▶ WORK ITEM
Provide the data again exactly, including every line that follows.

(Data about app and page elements)
▽

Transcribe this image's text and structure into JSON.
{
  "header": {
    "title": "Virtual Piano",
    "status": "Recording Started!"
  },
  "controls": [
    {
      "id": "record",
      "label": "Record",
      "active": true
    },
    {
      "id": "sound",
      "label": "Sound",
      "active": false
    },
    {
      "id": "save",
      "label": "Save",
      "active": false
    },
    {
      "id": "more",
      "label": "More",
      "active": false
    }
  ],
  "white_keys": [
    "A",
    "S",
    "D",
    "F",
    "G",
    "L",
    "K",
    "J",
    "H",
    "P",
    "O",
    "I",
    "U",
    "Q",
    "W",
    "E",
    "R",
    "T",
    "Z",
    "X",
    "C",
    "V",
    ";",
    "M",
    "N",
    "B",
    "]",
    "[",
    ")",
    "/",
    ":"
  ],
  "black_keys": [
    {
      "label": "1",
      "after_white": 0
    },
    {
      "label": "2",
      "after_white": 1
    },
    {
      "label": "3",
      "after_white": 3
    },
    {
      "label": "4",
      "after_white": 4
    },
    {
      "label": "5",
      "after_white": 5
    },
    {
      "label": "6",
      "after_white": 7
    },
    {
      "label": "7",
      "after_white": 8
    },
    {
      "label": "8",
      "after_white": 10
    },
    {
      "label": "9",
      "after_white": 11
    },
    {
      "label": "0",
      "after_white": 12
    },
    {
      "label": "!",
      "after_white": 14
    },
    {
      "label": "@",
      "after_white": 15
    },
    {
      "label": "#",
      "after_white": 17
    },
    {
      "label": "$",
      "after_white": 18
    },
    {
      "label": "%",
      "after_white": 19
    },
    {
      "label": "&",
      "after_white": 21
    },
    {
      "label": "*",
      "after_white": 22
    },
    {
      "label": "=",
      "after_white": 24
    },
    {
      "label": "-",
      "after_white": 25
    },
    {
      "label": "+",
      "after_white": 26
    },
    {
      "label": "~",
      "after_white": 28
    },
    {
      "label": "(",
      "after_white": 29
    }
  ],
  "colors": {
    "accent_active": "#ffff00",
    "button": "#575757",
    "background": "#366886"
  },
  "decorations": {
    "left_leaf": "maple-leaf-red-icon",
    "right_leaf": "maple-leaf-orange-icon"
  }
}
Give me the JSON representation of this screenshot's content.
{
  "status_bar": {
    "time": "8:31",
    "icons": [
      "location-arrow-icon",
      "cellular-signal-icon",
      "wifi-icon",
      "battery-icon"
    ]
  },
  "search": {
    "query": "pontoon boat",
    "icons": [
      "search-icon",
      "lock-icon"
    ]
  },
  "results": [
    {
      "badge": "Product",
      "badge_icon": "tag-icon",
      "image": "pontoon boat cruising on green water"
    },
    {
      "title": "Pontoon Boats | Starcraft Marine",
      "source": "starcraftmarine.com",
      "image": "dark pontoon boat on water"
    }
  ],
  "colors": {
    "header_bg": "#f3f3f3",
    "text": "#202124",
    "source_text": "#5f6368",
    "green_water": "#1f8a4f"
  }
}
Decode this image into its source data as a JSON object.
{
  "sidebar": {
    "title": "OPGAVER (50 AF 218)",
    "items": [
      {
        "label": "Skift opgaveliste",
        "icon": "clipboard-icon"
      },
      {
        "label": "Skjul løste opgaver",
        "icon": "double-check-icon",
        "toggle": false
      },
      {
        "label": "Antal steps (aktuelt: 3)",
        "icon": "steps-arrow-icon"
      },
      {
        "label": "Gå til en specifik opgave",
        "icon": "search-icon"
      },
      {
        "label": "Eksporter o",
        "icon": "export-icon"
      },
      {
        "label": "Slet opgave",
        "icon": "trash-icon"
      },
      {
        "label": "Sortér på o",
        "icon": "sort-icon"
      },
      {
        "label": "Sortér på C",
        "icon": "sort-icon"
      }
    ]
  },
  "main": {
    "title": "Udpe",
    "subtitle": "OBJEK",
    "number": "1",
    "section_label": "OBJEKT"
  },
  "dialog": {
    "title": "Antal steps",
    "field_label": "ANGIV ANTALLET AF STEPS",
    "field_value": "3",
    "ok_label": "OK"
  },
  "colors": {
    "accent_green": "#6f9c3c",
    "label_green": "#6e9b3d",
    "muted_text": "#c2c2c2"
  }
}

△

▶ SOLUTION TO THIS EXERCISE
Transcribe this image's text and structure into JSON.
{
  "header": {
    "title": "Virtual Piano",
    "status": "Recording Started!"
  },
  "controls": [
    {
      "id": "record",
      "label": "Record",
      "active": true
    },
    {
      "id": "sound",
      "label": "Sound",
      "active": false
    },
    {
      "id": "save",
      "label": "Save",
      "active": false
    },
    {
      "id": "more",
      "label": "More",
      "active": false
    }
  ],
  "white_keys": [
    "A",
    "S",
    "D",
    "F",
    "G",
    "L",
    "K",
    "J",
    "H",
    "P",
    "O",
    "I",
    "U",
    "Q",
    "W",
    "E",
    "R",
    "T",
    "Z",
    "X",
    "C",
    "V",
    ";",
    "M",
    "N",
    "B",
    "]",
    "[",
    ")",
    "/",
    ":"
  ],
  "black_keys": [
    {
      "label": "1",
      "after_white": 0
    },
    {
      "label": "2",
      "after_white": 1
    },
    {
      "label": "3",
      "after_white": 3
    },
    {
      "label": "4",
      "after_white": 4
    },
    {
      "label": "5",
      "after_white": 5
    },
    {
      "label": "6",
      "after_white": 7
    },
    {
      "label": "7",
      "after_white": 8
    },
    {
      "label": "8",
      "after_white": 10
    },
    {
      "label": "9",
      "after_white": 11
    },
    {
      "label": "0",
      "after_white": 12
    },
    {
      "label": "!",
      "after_white": 14
    },
    {
      "label": "@",
      "after_white": 15
    },
    {
      "label": "#",
      "after_white": 17
    },
    {
      "label": "$",
      "after_white": 18
    },
    {
      "label": "%",
      "after_white": 19
    },
    {
      "label": "&",
      "after_white": 21
    },
    {
      "label": "*",
      "after_white": 22
    },
    {
      "label": "=",
      "after_white": 24
    },
    {
      "label": "-",
      "after_white": 25
    },
    {
      "label": "+",
      "after_white": 26
    },
    {
      "label": "~",
      "after_white": 28
    },
    {
      "label": "(",
      "after_white": 29
    }
  ],
  "colors": {
    "accent_active": "#ffff00",
    "button": "#575757",
    "background": "#366886"
  },
  "decorations": {
    "left_leaf": "maple-leaf-red-icon",
    "right_leaf": "maple-leaf-orange-icon"
  }
}
Give me the JSON representation of this screenshot's content.
{
  "status_bar": {
    "time": "8:31",
    "icons": [
      "location-arrow-icon",
      "cellular-signal-icon",
      "wifi-icon",
      "battery-icon"
    ]
  },
  "search": {
    "query": "pontoon boat",
    "icons": [
      "search-icon",
      "lock-icon"
    ]
  },
  "results": [
    {
      "badge": "Product",
      "badge_icon": "tag-icon",
      "image": "pontoon boat cruising on green water"
    },
    {
      "title": "Pontoon Boats | Starcraft Marine",
      "source": "starcraftmarine.com",
      "image": "dark pontoon boat on water"
    }
  ],
  "colors": {
    "header_bg": "#f3f3f3",
    "text": "#202124",
    "source_text": "#5f6368",
    "green_water": "#1f8a4f"
  }
}
Decode this image into its source data as a JSON object.
{
  "sidebar": {
    "title": "OPGAVER (50 AF 218)",
    "items": [
      {
        "label": "Skift opgaveliste",
        "icon": "clipboard-icon"
      },
      {
        "label": "Skjul løste opgaver",
        "icon": "double-check-icon",
        "toggle": false
      },
      {
        "label": "Antal steps (aktuelt: 3)",
        "icon": "steps-arrow-icon"
      },
      {
        "label": "Gå til en specifik opgave",
        "icon": "search-icon"
      },
      {
        "label": "Eksporter o",
        "icon": "export-icon"
      },
      {
        "label": "Slet opgave",
        "icon": "trash-icon"
      },
      {
        "label": "Sortér på o",
        "icon": "sort-icon"
      },
      {
        "label": "Sortér på C",
        "icon": "sort-icon"
      }
    ]
  },
  "main": {
    "title": "Udpe",
    "subtitle": "OBJEK",
    "number": "1",
    "section_label": "OBJEKT"
  },
  "dialog": {
    "title": "Antal steps",
    "field_label": "ANGIV ANTALLET AF STEPS",
    "field_value": "3",
    "ok_label": "OK"
  },
  "colors": {
    "accent_green": "#6f9c3c",
    "label_green": "#6e9b3d",
    "muted_text": "#c2c2c2"
  }
}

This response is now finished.